"He's demented!"

That's Charlie Munger's opinion of academic Jeremy Siegel. But we'll soon get to see just how demented the Wizard of Wharton actually is.

Put theory into practice
Siegel has signed on as a consultant and board member at WisdomTree, a new money management company with more than 35 exchange-traded funds (ETFs) that combine two of Siegel's favorite investment strategies: indexing and dividends. Siegel demonstrated in his book, The Future for Investors, that the 100 highest-yielding stocks of the S&P 500 outperformed the broader index by more than three percentage points annually from 1957 to 2003.

Now, with WisdomTree's offerings, we'll find out whether this strategy can work going forward.

The guinea pig
The WisdomTree Dividend Top 100 Fund is one of the new Siegel-blessed ETFs. It is made up of the 100 highest-yielding of the 300 largest companies by market cap in WisdomTree's LargeCap Dividend Index. But unlike conventional indexes, the WisdomTree fund is (a la Siegel) roughly weighted by yield, rather than by market cap. To show you what that looks like, here are some of the fund's holdings and their weightings (rebalanced annually):


Current Yield

Weight Within Fund

Southern Copper



Bank of America (NYSE: BAC)



Citigroup (NYSE: C)



Pfizer (NYSE: PFE)



Altria (NYSE: MO)






General Electric (NYSE: GE)



We've long promoted the importance of dividends here at The Motley Fool. I've called dividend payers good stocks to buy now, and we agree with Siegel that dividends can save you from losses while helping you beat the market.

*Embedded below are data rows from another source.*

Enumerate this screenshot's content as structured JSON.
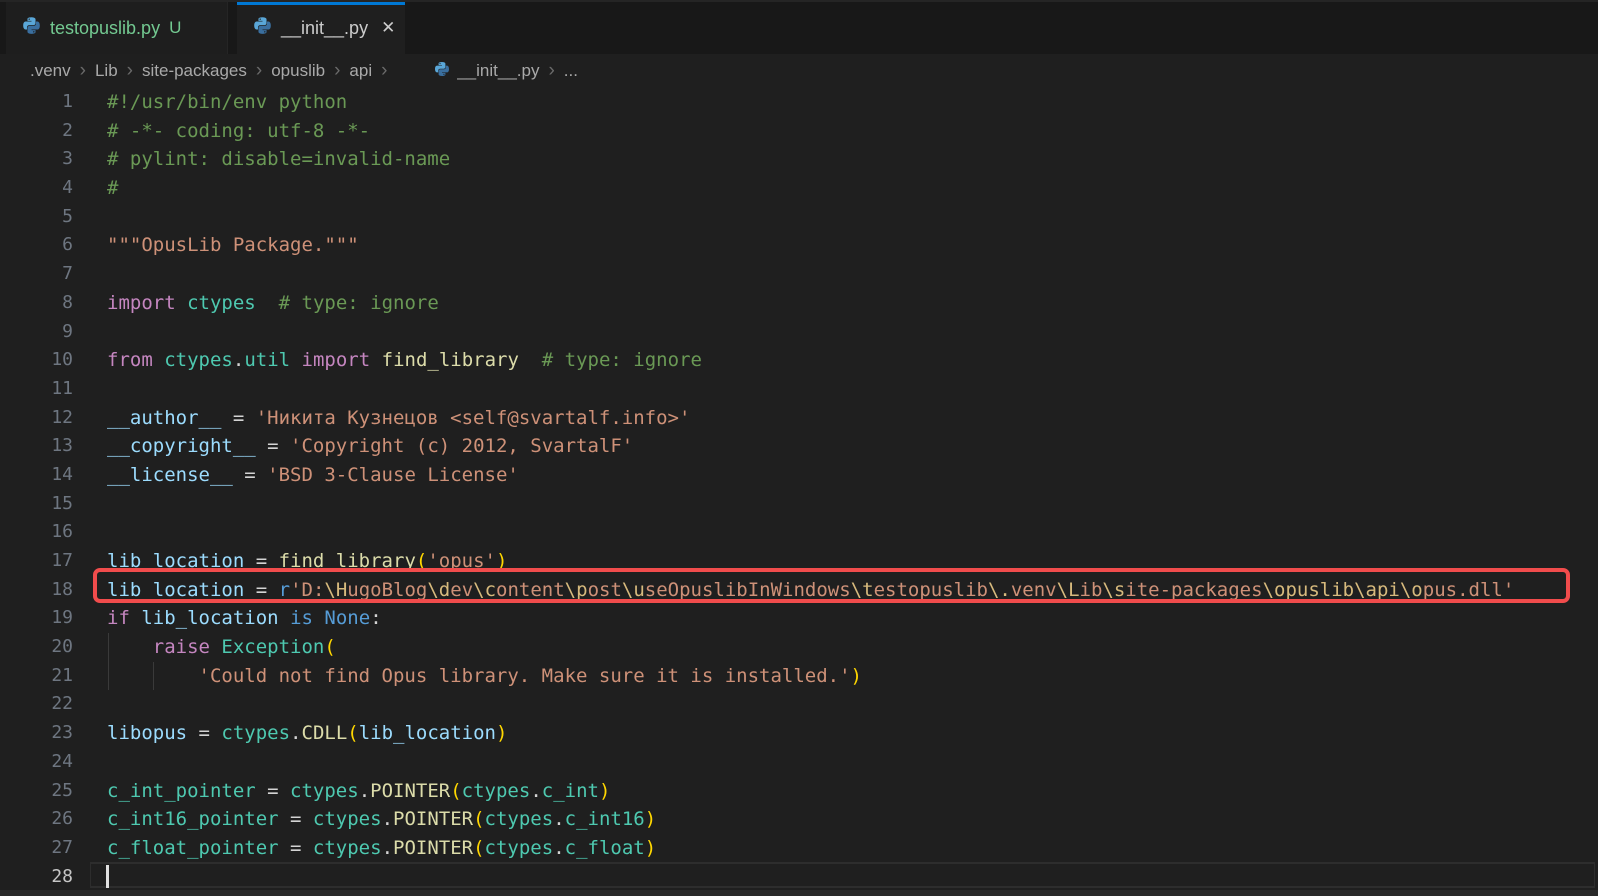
{
  "tabs": {
    "items": [
      {
        "label": "testopuslib.py",
        "badge": "U",
        "active": false
      },
      {
        "label": "__init__.py",
        "close_glyph": "✕",
        "active": true
      }
    ],
    "active_border_color": "#0078d4",
    "untracked_color": "#73c991"
  },
  "breadcrumb": {
    "separator": "›",
    "items": [
      ".venv",
      "Lib",
      "site-packages",
      "opuslib",
      "api"
    ],
    "file": "__init__.py",
    "more": "..."
  },
  "editor": {
    "cursor_line": 28,
    "annotation": {
      "shape": "red-rounded-rectangle",
      "line": 18,
      "color": "#f14c4c"
    },
    "token_colors": {
      "cm": "#6a9955",
      "str": "#ce9178",
      "esc": "#d7ba7d",
      "kw": "#c586c0",
      "kwb": "#569cd6",
      "cls": "#4ec9b0",
      "fn": "#dcdcaa",
      "var": "#9cdcfe",
      "op": "#d4d4d4",
      "br": "#ffd700"
    },
    "ui_colors": {
      "editor_bg": "#1f1f1f",
      "tabbar_bg": "#181818",
      "line_number": "#6e7681",
      "line_number_active": "#c6c6c6",
      "breadcrumb_fg": "#a9a9a9"
    },
    "lines": [
      {
        "n": 1,
        "segs": [
          [
            "cm",
            "#!/usr/bin/env python"
          ]
        ]
      },
      {
        "n": 2,
        "segs": [
          [
            "cm",
            "# -*- coding: utf-8 -*-"
          ]
        ]
      },
      {
        "n": 3,
        "segs": [
          [
            "cm",
            "# pylint: disable=invalid-name"
          ]
        ]
      },
      {
        "n": 4,
        "segs": [
          [
            "cm",
            "#"
          ]
        ]
      },
      {
        "n": 5,
        "segs": []
      },
      {
        "n": 6,
        "segs": [
          [
            "str",
            "\"\"\"OpusLib Package.\"\"\""
          ]
        ]
      },
      {
        "n": 7,
        "segs": []
      },
      {
        "n": 8,
        "segs": [
          [
            "kw",
            "import"
          ],
          [
            "op",
            " "
          ],
          [
            "cls",
            "ctypes"
          ],
          [
            "op",
            "  "
          ],
          [
            "cm",
            "# type: ignore"
          ]
        ]
      },
      {
        "n": 9,
        "segs": []
      },
      {
        "n": 10,
        "segs": [
          [
            "kw",
            "from"
          ],
          [
            "op",
            " "
          ],
          [
            "cls",
            "ctypes"
          ],
          [
            "op",
            "."
          ],
          [
            "cls",
            "util"
          ],
          [
            "op",
            " "
          ],
          [
            "kw",
            "import"
          ],
          [
            "op",
            " "
          ],
          [
            "fn",
            "find_library"
          ],
          [
            "op",
            "  "
          ],
          [
            "cm",
            "# type: ignore"
          ]
        ]
      },
      {
        "n": 11,
        "segs": []
      },
      {
        "n": 12,
        "segs": [
          [
            "var",
            "__author__"
          ],
          [
            "op",
            " = "
          ],
          [
            "str",
            "'Никита Кузнецов <self@svartalf.info>'"
          ]
        ]
      },
      {
        "n": 13,
        "segs": [
          [
            "var",
            "__copyright__"
          ],
          [
            "op",
            " = "
          ],
          [
            "str",
            "'Copyright (c) 2012, SvartalF'"
          ]
        ]
      },
      {
        "n": 14,
        "segs": [
          [
            "var",
            "__license__"
          ],
          [
            "op",
            " = "
          ],
          [
            "str",
            "'BSD 3-Clause License'"
          ]
        ]
      },
      {
        "n": 15,
        "segs": []
      },
      {
        "n": 16,
        "segs": []
      },
      {
        "n": 17,
        "segs": [
          [
            "var",
            "lib_location"
          ],
          [
            "op",
            " = "
          ],
          [
            "fn",
            "find_library"
          ],
          [
            "br",
            "("
          ],
          [
            "str",
            "'opus'"
          ],
          [
            "br",
            ")"
          ]
        ]
      },
      {
        "n": 18,
        "annotated": true,
        "segs": [
          [
            "var",
            "lib_location"
          ],
          [
            "op",
            " = "
          ],
          [
            "kwb",
            "r"
          ],
          [
            "str",
            "'D:"
          ],
          [
            "esc",
            "\\H"
          ],
          [
            "str",
            "ugoBlog"
          ],
          [
            "esc",
            "\\d"
          ],
          [
            "str",
            "ev"
          ],
          [
            "esc",
            "\\c"
          ],
          [
            "str",
            "ontent"
          ],
          [
            "esc",
            "\\p"
          ],
          [
            "str",
            "ost"
          ],
          [
            "esc",
            "\\u"
          ],
          [
            "str",
            "seOpuslibInWindows"
          ],
          [
            "esc",
            "\\t"
          ],
          [
            "str",
            "estopuslib"
          ],
          [
            "esc",
            "\\."
          ],
          [
            "str",
            "venv"
          ],
          [
            "esc",
            "\\L"
          ],
          [
            "str",
            "ib"
          ],
          [
            "esc",
            "\\s"
          ],
          [
            "str",
            "ite-packages"
          ],
          [
            "esc",
            "\\opuslib"
          ],
          [
            "esc",
            "\\api"
          ],
          [
            "esc",
            "\\o"
          ],
          [
            "str",
            "pus.dll'"
          ]
        ]
      },
      {
        "n": 19,
        "segs": [
          [
            "kw",
            "if"
          ],
          [
            "op",
            " "
          ],
          [
            "var",
            "lib_location"
          ],
          [
            "op",
            " "
          ],
          [
            "kwb",
            "is"
          ],
          [
            "op",
            " "
          ],
          [
            "kwb",
            "None"
          ],
          [
            "op",
            ":"
          ]
        ]
      },
      {
        "n": 20,
        "guides": [
          0
        ],
        "segs": [
          [
            "op",
            "    "
          ],
          [
            "kw",
            "raise"
          ],
          [
            "op",
            " "
          ],
          [
            "cls",
            "Exception"
          ],
          [
            "br",
            "("
          ]
        ]
      },
      {
        "n": 21,
        "guides": [
          0,
          4
        ],
        "segs": [
          [
            "op",
            "        "
          ],
          [
            "str",
            "'Could not find Opus library. Make sure it is installed.'"
          ],
          [
            "br",
            ")"
          ]
        ]
      },
      {
        "n": 22,
        "segs": []
      },
      {
        "n": 23,
        "segs": [
          [
            "var",
            "libopus"
          ],
          [
            "op",
            " = "
          ],
          [
            "cls",
            "ctypes"
          ],
          [
            "op",
            "."
          ],
          [
            "fn",
            "CDLL"
          ],
          [
            "br",
            "("
          ],
          [
            "var",
            "lib_location"
          ],
          [
            "br",
            ")"
          ]
        ]
      },
      {
        "n": 24,
        "segs": []
      },
      {
        "n": 25,
        "segs": [
          [
            "cls",
            "c_int_pointer"
          ],
          [
            "op",
            " = "
          ],
          [
            "cls",
            "ctypes"
          ],
          [
            "op",
            "."
          ],
          [
            "fn",
            "POINTER"
          ],
          [
            "br",
            "("
          ],
          [
            "cls",
            "ctypes"
          ],
          [
            "op",
            "."
          ],
          [
            "cls",
            "c_int"
          ],
          [
            "br",
            ")"
          ]
        ]
      },
      {
        "n": 26,
        "segs": [
          [
            "cls",
            "c_int16_pointer"
          ],
          [
            "op",
            " = "
          ],
          [
            "cls",
            "ctypes"
          ],
          [
            "op",
            "."
          ],
          [
            "fn",
            "POINTER"
          ],
          [
            "br",
            "("
          ],
          [
            "cls",
            "ctypes"
          ],
          [
            "op",
            "."
          ],
          [
            "cls",
            "c_int16"
          ],
          [
            "br",
            ")"
          ]
        ]
      },
      {
        "n": 27,
        "segs": [
          [
            "cls",
            "c_float_pointer"
          ],
          [
            "op",
            " = "
          ],
          [
            "cls",
            "ctypes"
          ],
          [
            "op",
            "."
          ],
          [
            "fn",
            "POINTER"
          ],
          [
            "br",
            "("
          ],
          [
            "cls",
            "ctypes"
          ],
          [
            "op",
            "."
          ],
          [
            "cls",
            "c_float"
          ],
          [
            "br",
            ")"
          ]
        ]
      },
      {
        "n": 28,
        "segs": []
      }
    ]
  }
}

Build a custom dividend portfolio
However, dividend investing isn't necessarily low risk. The Top 100 Fund, for example, has a significant position in Bank of America -- a company that has been affected by the current credit crunch. Indeed, one of the reasons why a stock may have a high yield is that investors are wary of it and the price has dropped.

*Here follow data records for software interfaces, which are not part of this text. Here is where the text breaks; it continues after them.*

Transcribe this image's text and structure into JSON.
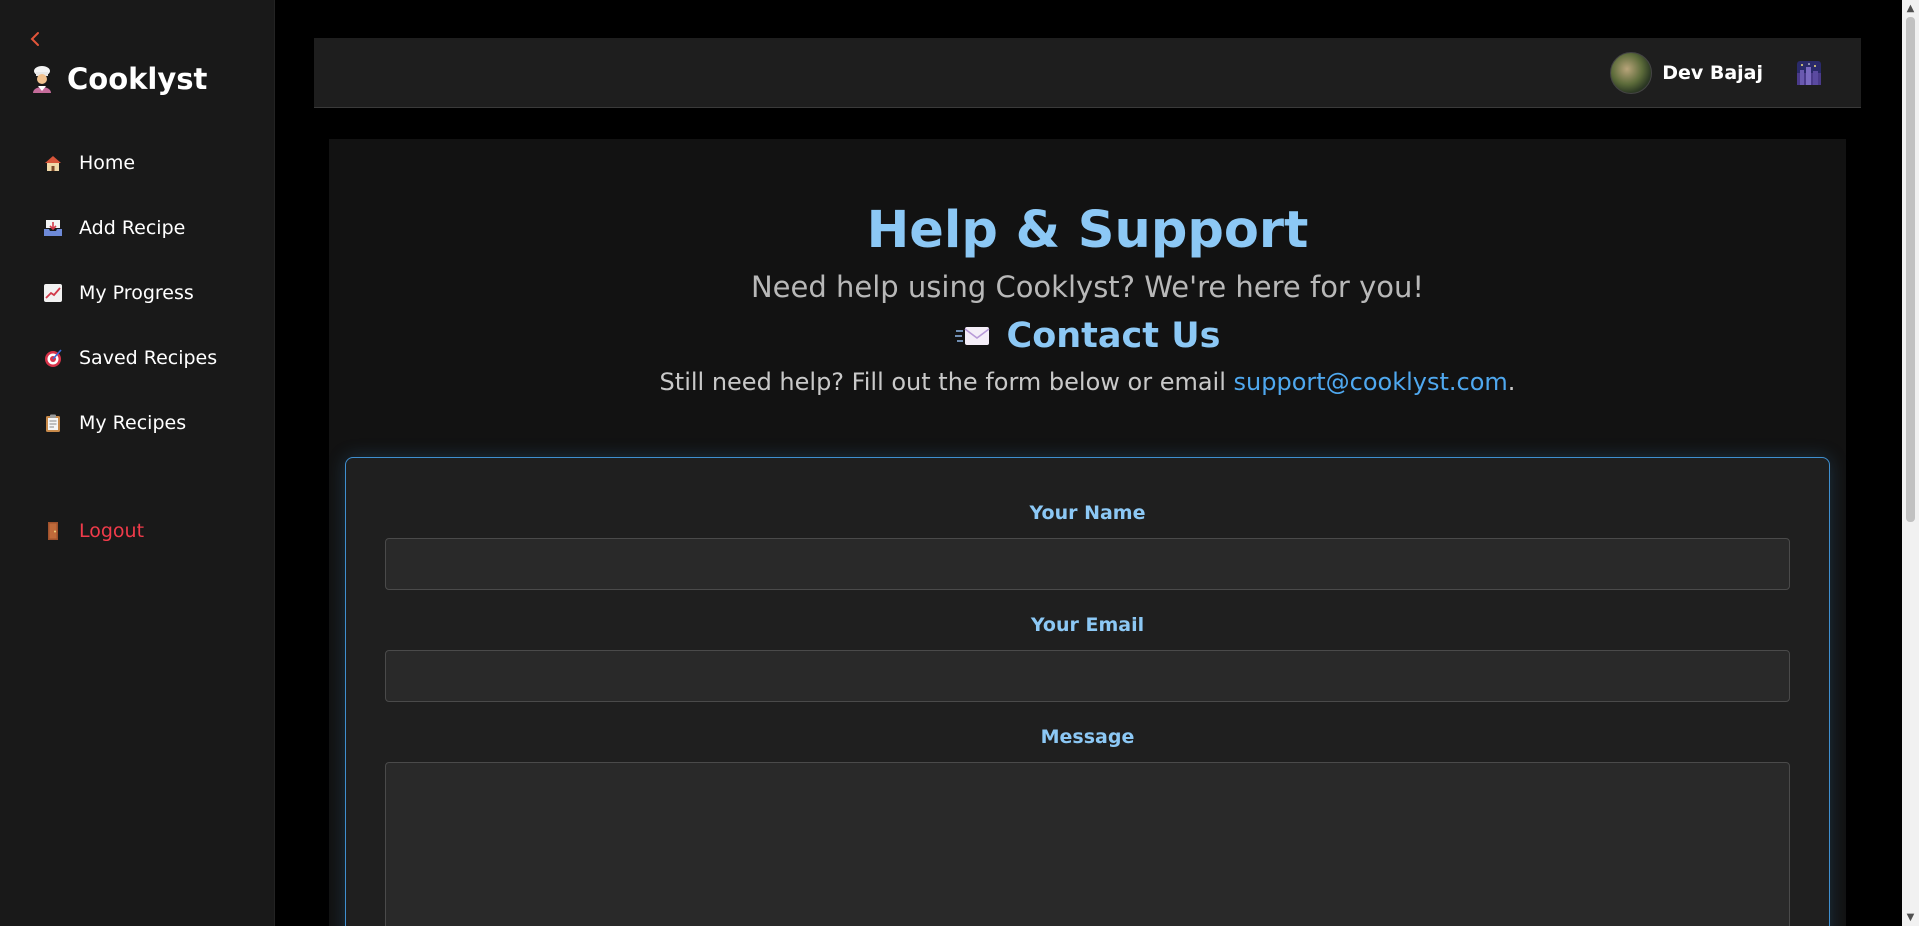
{
  "sidebar": {
    "brand": "Cooklyst",
    "brand_icon": "chef-icon",
    "back_icon": "chevron-left-icon",
    "items": [
      {
        "label": "Home",
        "icon": "house-icon"
      },
      {
        "label": "Add Recipe",
        "icon": "inbox-tray-icon"
      },
      {
        "label": "My Progress",
        "icon": "chart-increasing-icon"
      },
      {
        "label": "Saved Recipes",
        "icon": "target-icon"
      },
      {
        "label": "My Recipes",
        "icon": "clipboard-icon"
      }
    ],
    "logout": {
      "label": "Logout",
      "icon": "door-icon"
    }
  },
  "header": {
    "user_name": "Dev Bajaj",
    "theme_icon": "night-city-icon"
  },
  "main": {
    "title": "Help & Support",
    "subtitle": "Need help using Cooklyst? We're here for you!",
    "contact_title": "Contact Us",
    "contact_icon": "incoming-envelope-icon",
    "help_prefix": "Still need help? Fill out the form below or email ",
    "support_email": "support@cooklyst.com",
    "help_suffix": "."
  },
  "form": {
    "name_label": "Your Name",
    "name_value": "",
    "email_label": "Your Email",
    "email_value": "",
    "message_label": "Message",
    "message_value": ""
  },
  "colors": {
    "accent": "#8cc8f5",
    "link": "#4fa8ef",
    "logout": "#f03b4a",
    "back": "#e2553a",
    "card_border": "#3f8fd0"
  }
}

In other words, in an index like this, you take the good with the bad.

The Foolish bottom line
Nevertheless, dividend investing can be a bona fide way to beat the market with less volatility and muted risk of total capital loss. Therefore, I recommend that Fools not only take a look at the WisdomTree offerings, but also at the iShares Dow Jones Select Dividend Index, as well as our own Motley Fool Income Investor service.

At Income Investor, James Early and Andy Cross recommend two dividend payers each month to help you build a portfolio of payers that fits your timeline and risk tolerance better than an index can. The current picks yield more than 5% on average, and the entire portfolio is beating the S&P 500 by seven percentage points (as Siegel predicts solid high yielders should).

You can click here to try the service free for 30 days and determine whether -- like our thousands of members -- it's the right dividend option for you.

This article was originally published on July 12, 2006. It has been updated.

Tim Hanson does not own shares of any company mentioned in this article. Bank of America is a Motley Fool Income Investor choice. Pfizer is an Income Investor and Inside Value pick. No Fool is too cool for disclosure.